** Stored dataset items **
┌──

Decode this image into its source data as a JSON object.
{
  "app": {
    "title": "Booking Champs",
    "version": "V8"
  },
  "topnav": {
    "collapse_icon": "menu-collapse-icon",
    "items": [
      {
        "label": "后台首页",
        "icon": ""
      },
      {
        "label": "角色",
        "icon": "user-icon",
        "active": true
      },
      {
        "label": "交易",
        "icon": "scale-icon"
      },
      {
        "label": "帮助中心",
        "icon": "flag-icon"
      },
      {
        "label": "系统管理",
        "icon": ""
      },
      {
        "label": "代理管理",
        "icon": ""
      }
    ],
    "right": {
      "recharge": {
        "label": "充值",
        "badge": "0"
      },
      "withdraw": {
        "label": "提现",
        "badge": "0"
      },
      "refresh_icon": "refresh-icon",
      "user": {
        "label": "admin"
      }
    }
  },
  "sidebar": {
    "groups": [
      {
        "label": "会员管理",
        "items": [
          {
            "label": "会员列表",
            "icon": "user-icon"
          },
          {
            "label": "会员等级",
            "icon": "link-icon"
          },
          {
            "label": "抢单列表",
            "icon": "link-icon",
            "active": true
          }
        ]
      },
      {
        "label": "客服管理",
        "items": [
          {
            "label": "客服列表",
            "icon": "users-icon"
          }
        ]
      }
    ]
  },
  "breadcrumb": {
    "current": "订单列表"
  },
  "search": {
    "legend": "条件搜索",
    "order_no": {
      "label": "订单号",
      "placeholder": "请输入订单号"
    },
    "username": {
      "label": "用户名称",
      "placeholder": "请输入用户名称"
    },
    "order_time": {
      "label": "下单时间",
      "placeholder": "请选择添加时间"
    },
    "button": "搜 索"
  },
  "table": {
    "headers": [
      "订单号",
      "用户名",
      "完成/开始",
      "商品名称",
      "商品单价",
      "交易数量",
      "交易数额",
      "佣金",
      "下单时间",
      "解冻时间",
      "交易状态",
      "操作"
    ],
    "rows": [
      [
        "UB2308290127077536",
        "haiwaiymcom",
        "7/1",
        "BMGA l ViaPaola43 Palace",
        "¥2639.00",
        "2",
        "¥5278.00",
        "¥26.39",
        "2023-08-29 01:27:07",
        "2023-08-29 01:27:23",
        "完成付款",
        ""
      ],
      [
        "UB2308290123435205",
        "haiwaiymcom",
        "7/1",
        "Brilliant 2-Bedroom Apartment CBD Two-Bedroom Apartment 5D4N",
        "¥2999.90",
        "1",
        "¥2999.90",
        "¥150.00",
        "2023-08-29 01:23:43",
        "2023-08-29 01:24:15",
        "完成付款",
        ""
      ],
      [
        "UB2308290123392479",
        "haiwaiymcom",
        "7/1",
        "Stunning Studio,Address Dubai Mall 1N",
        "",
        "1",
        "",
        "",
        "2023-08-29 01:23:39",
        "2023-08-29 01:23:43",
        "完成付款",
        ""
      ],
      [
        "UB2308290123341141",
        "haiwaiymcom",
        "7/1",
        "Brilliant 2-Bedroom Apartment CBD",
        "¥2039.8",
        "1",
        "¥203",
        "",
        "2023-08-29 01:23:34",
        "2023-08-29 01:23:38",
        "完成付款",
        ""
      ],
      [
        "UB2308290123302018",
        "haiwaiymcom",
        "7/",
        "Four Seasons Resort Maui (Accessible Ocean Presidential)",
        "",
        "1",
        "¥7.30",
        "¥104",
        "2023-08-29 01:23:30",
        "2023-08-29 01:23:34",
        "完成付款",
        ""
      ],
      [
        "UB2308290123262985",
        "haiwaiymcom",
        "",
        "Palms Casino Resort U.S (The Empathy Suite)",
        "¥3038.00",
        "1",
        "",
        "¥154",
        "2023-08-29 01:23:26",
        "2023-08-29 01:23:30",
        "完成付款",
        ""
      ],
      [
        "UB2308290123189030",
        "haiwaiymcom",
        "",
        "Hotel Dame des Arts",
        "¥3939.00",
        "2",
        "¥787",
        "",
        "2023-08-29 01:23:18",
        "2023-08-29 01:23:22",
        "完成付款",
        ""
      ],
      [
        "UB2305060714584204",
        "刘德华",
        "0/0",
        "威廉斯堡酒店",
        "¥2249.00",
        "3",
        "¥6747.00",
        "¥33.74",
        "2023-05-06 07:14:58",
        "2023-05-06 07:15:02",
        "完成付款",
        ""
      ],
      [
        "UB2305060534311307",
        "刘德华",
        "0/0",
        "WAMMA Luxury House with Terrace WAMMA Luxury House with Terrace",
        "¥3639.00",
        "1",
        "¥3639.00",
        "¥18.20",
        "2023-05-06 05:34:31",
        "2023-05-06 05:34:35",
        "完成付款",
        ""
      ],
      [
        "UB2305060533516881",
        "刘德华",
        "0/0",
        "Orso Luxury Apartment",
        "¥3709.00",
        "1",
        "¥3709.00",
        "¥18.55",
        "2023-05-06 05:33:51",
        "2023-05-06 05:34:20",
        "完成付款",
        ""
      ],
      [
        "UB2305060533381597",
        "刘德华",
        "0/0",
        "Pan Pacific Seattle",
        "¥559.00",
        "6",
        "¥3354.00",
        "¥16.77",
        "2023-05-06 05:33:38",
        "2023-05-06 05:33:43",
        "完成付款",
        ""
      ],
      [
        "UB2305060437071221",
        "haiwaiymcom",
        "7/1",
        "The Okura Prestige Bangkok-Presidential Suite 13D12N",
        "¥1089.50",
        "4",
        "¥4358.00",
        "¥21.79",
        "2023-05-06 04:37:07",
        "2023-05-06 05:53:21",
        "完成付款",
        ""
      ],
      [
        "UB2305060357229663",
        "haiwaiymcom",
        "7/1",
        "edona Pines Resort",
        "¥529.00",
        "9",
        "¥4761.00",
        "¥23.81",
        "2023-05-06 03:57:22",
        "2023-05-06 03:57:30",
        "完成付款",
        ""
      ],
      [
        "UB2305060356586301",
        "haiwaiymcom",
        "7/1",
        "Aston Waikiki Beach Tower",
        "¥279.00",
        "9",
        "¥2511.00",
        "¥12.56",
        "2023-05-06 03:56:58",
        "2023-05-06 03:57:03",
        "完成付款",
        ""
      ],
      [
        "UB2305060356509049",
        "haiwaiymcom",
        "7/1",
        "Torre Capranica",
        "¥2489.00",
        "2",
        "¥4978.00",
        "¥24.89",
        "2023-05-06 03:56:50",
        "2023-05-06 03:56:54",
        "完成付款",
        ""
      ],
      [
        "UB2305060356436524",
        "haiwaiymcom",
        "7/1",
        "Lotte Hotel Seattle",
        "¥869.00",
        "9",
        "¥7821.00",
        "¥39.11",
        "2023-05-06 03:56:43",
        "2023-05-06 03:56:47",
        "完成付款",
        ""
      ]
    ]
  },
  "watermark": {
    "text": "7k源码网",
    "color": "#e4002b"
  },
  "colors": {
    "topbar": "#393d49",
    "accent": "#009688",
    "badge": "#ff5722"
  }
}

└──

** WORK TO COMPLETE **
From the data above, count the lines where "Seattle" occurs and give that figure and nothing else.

** WRITTEN SOLUTION **
2